Start of DATA SHOWN

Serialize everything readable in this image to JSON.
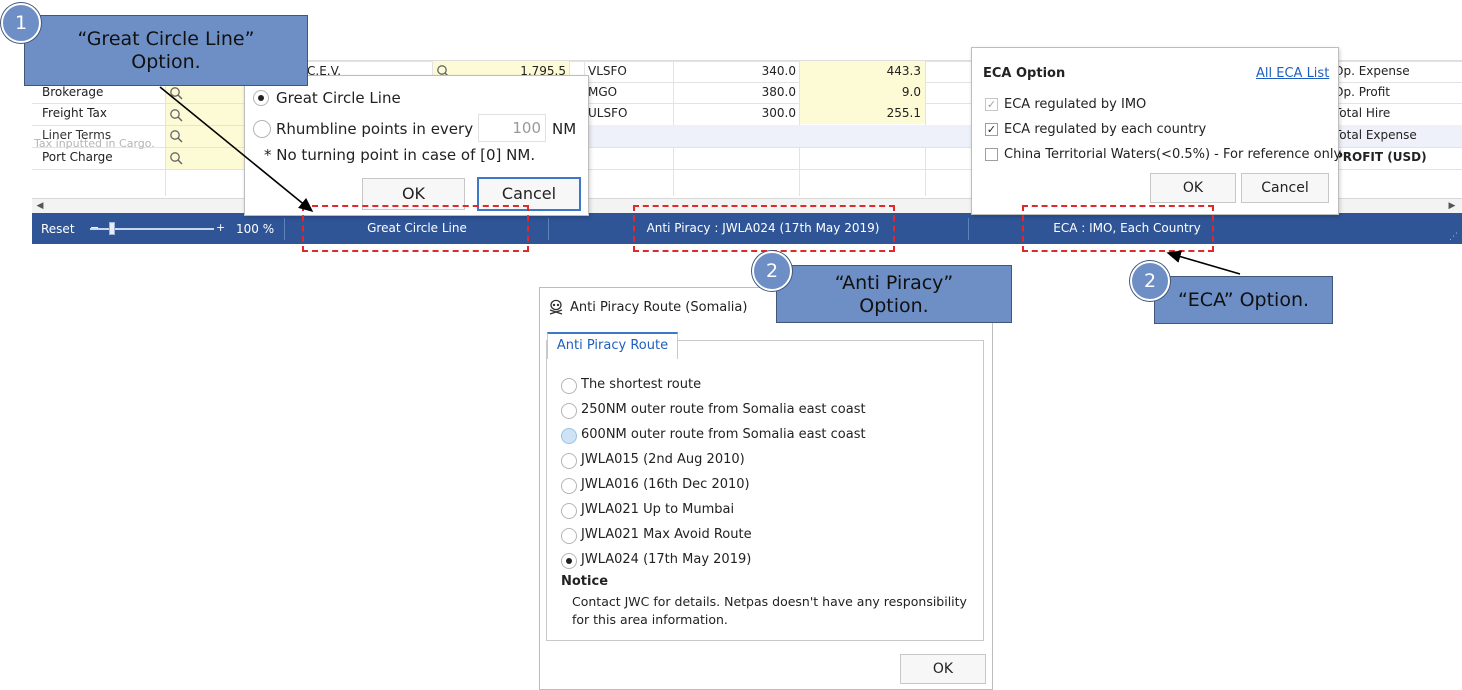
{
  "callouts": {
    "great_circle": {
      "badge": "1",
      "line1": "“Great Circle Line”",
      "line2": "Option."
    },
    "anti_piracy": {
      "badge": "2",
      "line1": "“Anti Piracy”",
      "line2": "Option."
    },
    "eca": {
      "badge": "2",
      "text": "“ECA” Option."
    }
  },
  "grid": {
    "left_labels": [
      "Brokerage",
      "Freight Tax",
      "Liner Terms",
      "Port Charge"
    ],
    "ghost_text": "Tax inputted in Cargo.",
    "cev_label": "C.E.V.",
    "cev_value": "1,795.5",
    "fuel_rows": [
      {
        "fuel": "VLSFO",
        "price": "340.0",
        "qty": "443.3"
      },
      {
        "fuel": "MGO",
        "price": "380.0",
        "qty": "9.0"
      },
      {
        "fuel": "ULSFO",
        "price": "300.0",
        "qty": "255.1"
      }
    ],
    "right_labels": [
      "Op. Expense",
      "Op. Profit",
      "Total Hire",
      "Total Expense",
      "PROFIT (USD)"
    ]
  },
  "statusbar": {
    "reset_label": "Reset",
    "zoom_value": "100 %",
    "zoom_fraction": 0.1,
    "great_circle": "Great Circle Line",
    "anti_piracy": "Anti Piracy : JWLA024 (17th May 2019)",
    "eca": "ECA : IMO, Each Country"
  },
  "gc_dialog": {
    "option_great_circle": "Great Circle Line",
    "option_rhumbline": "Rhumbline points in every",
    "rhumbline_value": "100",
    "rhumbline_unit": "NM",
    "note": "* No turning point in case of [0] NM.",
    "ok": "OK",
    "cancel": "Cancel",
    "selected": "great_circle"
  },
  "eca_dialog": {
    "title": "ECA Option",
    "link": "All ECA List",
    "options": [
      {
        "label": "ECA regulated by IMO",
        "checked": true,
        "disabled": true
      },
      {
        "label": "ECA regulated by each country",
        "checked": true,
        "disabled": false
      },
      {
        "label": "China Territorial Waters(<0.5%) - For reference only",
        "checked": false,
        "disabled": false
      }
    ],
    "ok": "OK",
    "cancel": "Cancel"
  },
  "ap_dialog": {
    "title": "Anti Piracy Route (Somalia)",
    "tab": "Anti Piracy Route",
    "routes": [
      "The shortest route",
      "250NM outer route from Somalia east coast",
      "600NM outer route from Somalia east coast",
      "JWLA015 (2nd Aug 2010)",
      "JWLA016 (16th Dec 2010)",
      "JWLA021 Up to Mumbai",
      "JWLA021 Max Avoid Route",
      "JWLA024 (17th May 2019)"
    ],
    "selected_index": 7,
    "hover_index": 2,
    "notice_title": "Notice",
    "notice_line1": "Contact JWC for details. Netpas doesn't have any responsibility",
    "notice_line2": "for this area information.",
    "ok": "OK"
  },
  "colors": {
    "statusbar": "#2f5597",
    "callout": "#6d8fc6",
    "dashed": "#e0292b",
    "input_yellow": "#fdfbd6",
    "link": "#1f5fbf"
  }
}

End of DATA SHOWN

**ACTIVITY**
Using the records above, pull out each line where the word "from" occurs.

**EXPECTED ANSWER**
      "250NM outer route from Somalia east coast",
      "600NM outer route from Somalia east coast",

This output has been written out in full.